- The term “best interest of the Company” does that only refer to the shareholders of the Company as a collective group or does it include the other stakeholders such as employees, creditors and the community in which the Company operates?
- If the term “best interest of the Company” does include all stakeholders of the Company, to what extent are directors required to take into account the interests of the stakeholders, other than shareholders, when making decisions?
While both the King II and King III consider stakeholder interests, they however advocated two different ways of approaching it:
- King II [enlightened shareholder approach] requires a board to consider only legitimate interests of stakeholders as long as it would be in the interests of shareholders to do so.
- King III [stakeholder inclusive approach] requires a board to consider all legitimate interests of stakeholders as it would be in the best interest of the company. The Board should weigh up interests of various stakeholders on case-by-case basis to arrive at a decision which serves the company’s best interests.
The point of the Company’s best interests being emphasised, is to ensure a sustainable entity as opposed to a vehicle for quick gain.
It’s suggested that the Companies Act, 2008 (”the Companies Act”) wishes to take into account the interests of all stakeholders; this may be deduced by the following:
- s5(1) read with s7(b)(iii) of the Companies Act states that that the Companies Act must be interpreted and applied in a manner that represents high standards of corporate governance. This suggests that all types of companies (whether listed or not on the JSE) should apply King III’s recommendations regarding the stakeholder inclusive approach on an ‘apply or explain’ basis.
- Listed companies must apply King III on an ‘apply or explain’ basis.

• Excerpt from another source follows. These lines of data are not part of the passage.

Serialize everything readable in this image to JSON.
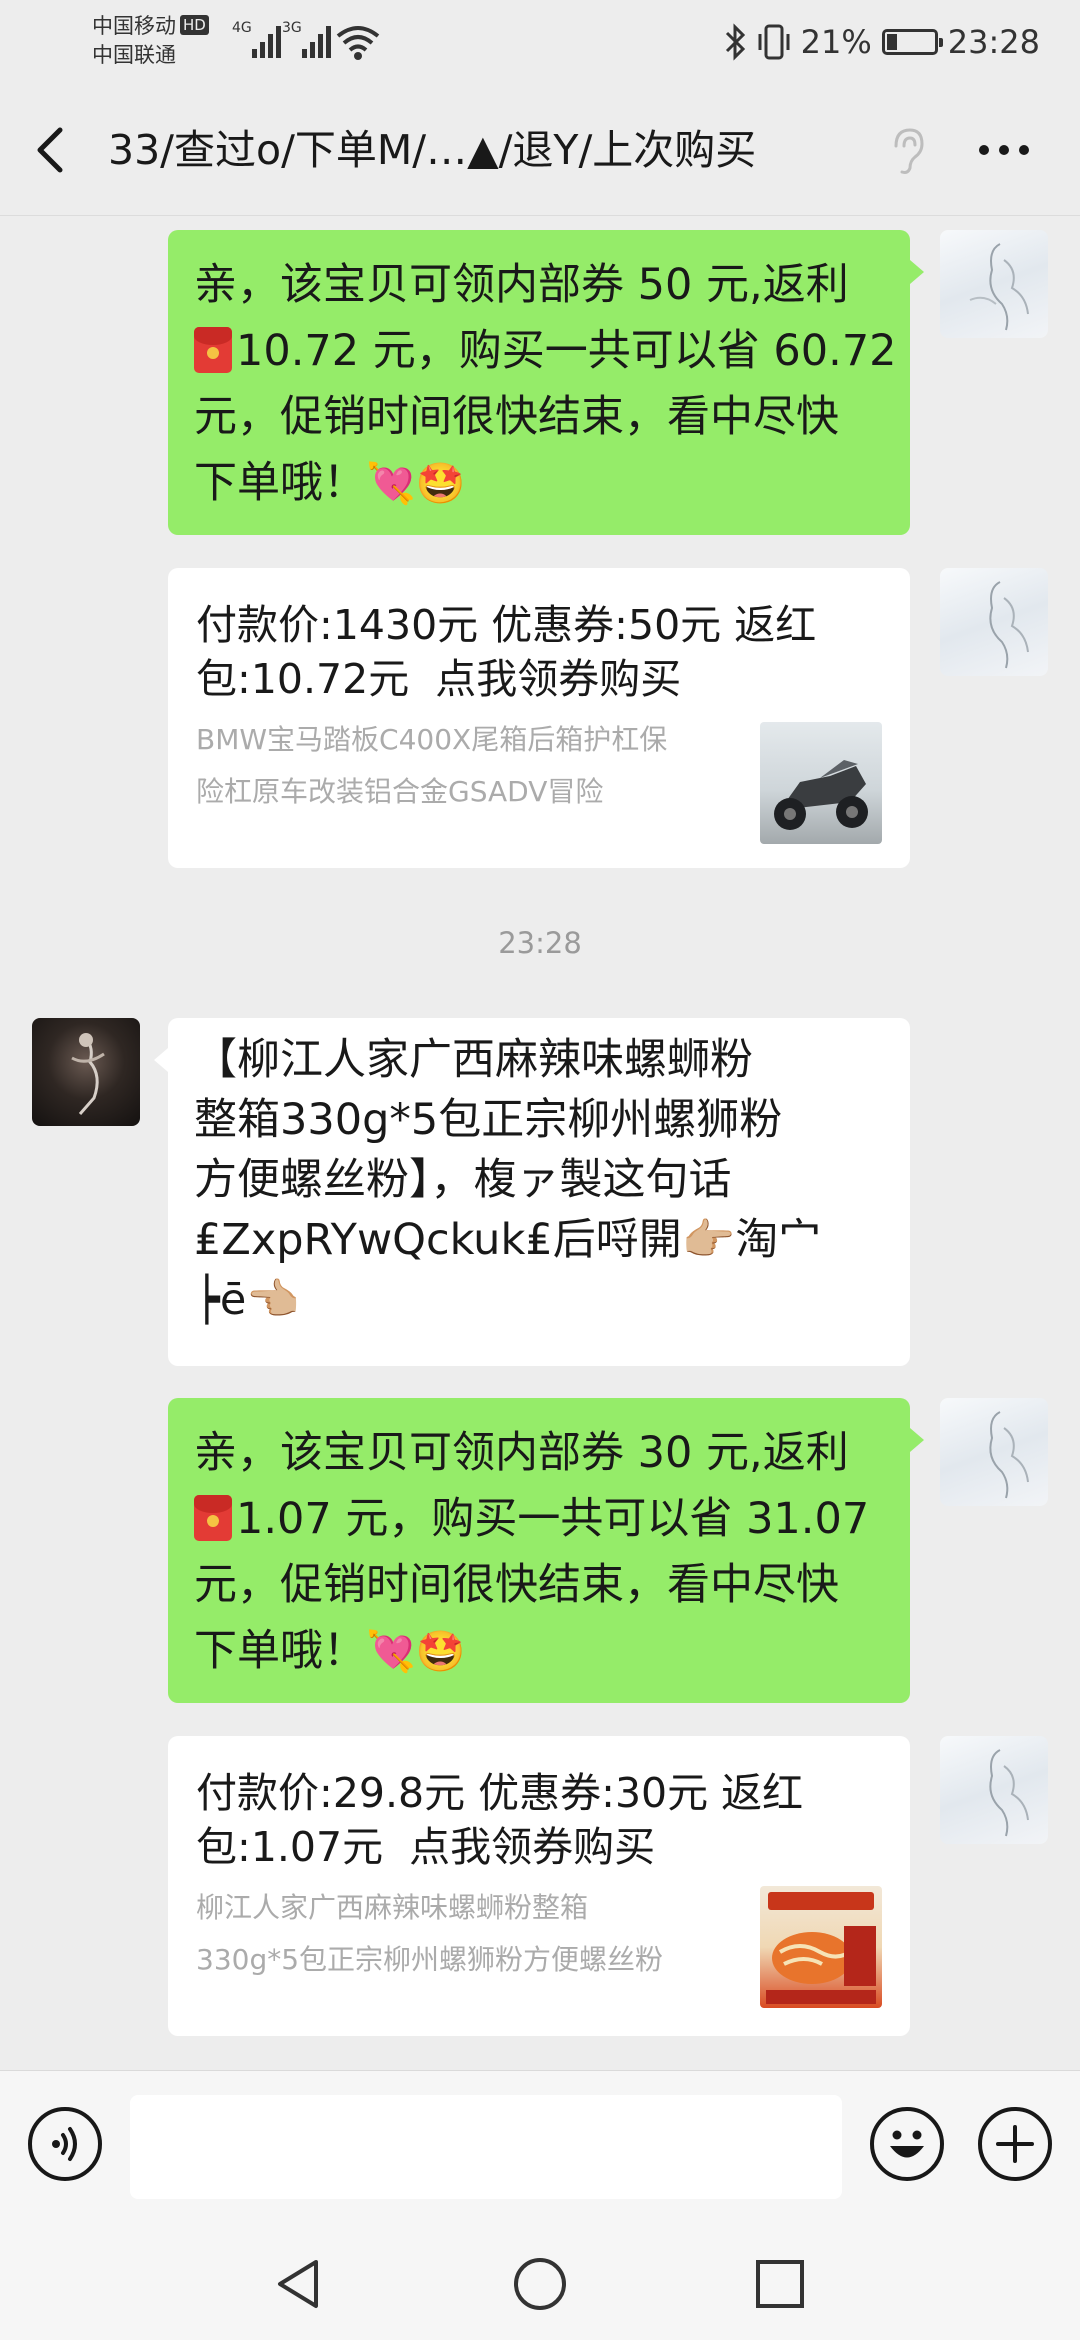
{
  "status_bar": {
    "carrier_1": "中国移动",
    "carrier_1_badge": "HD",
    "carrier_2": "中国联通",
    "signal_1": "4G",
    "signal_2": "3G",
    "battery_percent": "21%",
    "battery_level": 0.21,
    "time": "23:28"
  },
  "header": {
    "title": "33/查过o/下单M/…▲/退Y/上次购买"
  },
  "messages": [
    {
      "type": "promo",
      "line1": "亲，该宝贝可领内部券 50 元,返利",
      "line2": "10.72 元，购买一共可以省 60.72",
      "line3": "元，促销时间很快结束，看中尽快",
      "line4": "下单哦！",
      "emoji": "💘🤩"
    },
    {
      "type": "card",
      "title_line1": "付款价:1430元 优惠券:50元 返红",
      "title_line2": "包:10.72元",
      "action": "点我领券购买",
      "desc_line1": "BMW宝马踏板C400X尾箱后箱护杠保",
      "desc_line2": "险杠原车改装铝合金GSADV冒险"
    },
    {
      "type": "timestamp",
      "text": "23:28"
    },
    {
      "type": "text",
      "line1": "【柳江人家广西麻辣味螺蛳粉",
      "line2": "整箱330g*5包正宗柳州螺狮粉",
      "line3": "方便螺丝粉】，椱ァ製这句话",
      "line4": "₤ZxpRYwQckuk₤后哷開👉🏼淘宀",
      "line5": "┝ē👈🏼"
    },
    {
      "type": "promo",
      "line1": "亲，该宝贝可领内部券 30 元,返利",
      "line2": "1.07 元，购买一共可以省 31.07",
      "line3": "元，促销时间很快结束，看中尽快",
      "line4": "下单哦！",
      "emoji": "💘🤩"
    },
    {
      "type": "card",
      "title_line1": "付款价:29.8元 优惠券:30元 返红",
      "title_line2": "包:1.07元",
      "action": "点我领券购买",
      "desc_line1": "柳江人家广西麻辣味螺蛳粉整箱",
      "desc_line2": "330g*5包正宗柳州螺狮粉方便螺丝粉"
    }
  ],
  "input_bar": {
    "voice_icon": "voice-icon",
    "emoji_icon": "emoji-icon",
    "plus_icon": "plus-icon"
  },
  "colors": {
    "sent_bubble": "#95ec69",
    "received_bubble": "#ffffff",
    "background": "#ededed"
  }
}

- s72(4) of the Companies Act further requires state-owned companies, listed companies and companies that obtained a public interest score above 500 points in any two of the previous five years, to appoint a social and ethics committee. The committee after monitoring various activities of the Company pertaining to social and economic development will then report its findings to the Board which is aimed at assisting the Board in considering stakeholders interests when making decisions.

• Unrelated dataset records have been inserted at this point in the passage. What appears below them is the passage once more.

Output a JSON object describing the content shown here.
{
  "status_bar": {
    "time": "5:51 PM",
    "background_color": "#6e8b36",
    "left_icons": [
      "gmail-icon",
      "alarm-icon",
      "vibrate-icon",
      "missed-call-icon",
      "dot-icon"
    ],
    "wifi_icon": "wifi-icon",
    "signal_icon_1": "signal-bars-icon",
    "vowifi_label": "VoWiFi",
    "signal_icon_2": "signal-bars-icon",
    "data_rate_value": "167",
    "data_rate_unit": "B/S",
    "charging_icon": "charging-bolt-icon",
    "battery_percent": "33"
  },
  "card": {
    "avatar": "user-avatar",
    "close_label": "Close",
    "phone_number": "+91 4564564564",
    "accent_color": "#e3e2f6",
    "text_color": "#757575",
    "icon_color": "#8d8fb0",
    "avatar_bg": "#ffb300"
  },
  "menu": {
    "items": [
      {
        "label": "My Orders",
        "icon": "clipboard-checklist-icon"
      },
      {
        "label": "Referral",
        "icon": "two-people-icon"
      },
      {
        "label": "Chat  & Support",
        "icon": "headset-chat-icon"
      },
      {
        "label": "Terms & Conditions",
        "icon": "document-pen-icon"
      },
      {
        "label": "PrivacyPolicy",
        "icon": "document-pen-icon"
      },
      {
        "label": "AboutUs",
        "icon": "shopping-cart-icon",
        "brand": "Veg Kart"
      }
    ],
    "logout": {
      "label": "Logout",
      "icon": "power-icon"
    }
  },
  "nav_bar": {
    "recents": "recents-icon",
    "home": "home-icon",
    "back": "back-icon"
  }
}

Both the Companies Act and King III require directors to take the interest of stakeholders (other than just shareholders) into account however with regard to the degree to which the “stakeholder inclusive approach” should be applied is still open to interpretation by our courts.